◆ **TASK REQUIREMENTS**:
Within the entries below, every line containing "Files" is to be copied.

>>>>

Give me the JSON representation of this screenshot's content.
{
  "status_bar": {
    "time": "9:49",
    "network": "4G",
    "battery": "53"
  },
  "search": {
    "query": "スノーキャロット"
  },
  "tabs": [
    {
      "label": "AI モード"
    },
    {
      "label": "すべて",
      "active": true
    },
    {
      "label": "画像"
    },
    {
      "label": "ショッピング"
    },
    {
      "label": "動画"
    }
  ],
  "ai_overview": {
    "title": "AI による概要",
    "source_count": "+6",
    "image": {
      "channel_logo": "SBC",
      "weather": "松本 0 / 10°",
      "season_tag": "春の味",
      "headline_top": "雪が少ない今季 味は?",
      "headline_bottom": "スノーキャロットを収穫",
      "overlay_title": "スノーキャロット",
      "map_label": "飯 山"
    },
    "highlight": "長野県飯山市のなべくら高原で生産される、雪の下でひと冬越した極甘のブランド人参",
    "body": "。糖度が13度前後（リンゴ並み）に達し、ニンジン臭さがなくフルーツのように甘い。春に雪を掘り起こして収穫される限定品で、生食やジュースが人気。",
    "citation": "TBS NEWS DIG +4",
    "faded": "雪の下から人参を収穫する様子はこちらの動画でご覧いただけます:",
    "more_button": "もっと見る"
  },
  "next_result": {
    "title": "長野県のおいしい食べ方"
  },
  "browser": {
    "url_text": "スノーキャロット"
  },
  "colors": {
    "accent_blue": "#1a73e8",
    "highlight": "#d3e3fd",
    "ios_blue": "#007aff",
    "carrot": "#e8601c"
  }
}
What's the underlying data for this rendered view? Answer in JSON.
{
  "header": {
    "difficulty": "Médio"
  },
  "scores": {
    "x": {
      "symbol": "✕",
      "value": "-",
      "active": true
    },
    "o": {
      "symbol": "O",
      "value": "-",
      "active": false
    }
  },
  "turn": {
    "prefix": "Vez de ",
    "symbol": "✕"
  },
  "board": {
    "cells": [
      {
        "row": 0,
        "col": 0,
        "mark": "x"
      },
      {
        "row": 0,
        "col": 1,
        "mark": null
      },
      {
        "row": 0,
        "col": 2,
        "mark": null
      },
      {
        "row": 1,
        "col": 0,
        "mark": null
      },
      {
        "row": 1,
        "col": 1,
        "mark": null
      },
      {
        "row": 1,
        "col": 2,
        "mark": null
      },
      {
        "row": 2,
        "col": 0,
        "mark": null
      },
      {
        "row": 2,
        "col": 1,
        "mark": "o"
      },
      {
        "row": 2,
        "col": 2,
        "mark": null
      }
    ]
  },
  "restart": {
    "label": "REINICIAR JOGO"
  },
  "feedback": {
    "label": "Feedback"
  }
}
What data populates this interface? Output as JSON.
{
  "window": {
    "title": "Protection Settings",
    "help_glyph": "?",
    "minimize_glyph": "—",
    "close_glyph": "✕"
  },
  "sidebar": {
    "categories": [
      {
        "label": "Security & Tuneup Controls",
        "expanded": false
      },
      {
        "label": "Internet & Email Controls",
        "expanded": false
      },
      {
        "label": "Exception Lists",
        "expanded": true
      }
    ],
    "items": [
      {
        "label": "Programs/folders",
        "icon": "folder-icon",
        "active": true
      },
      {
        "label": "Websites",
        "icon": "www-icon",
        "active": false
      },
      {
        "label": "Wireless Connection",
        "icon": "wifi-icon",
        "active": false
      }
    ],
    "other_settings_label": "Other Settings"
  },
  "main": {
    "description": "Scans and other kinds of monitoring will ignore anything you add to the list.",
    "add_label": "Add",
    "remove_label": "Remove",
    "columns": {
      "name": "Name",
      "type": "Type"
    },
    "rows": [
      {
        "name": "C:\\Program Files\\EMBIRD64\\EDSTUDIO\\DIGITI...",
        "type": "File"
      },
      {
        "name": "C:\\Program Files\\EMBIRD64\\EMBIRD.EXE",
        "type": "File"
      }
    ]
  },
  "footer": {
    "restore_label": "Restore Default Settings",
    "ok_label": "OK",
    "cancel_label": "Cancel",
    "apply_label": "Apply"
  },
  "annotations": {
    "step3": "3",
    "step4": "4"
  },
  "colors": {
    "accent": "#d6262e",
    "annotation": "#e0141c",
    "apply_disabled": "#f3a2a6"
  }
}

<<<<

◆ **SOLUTION**:
        "name": "C:\\Program Files\\EMBIRD64\\EDSTUDIO\\DIGITI...",
        "name": "C:\\Program Files\\EMBIRD64\\EMBIRD.EXE",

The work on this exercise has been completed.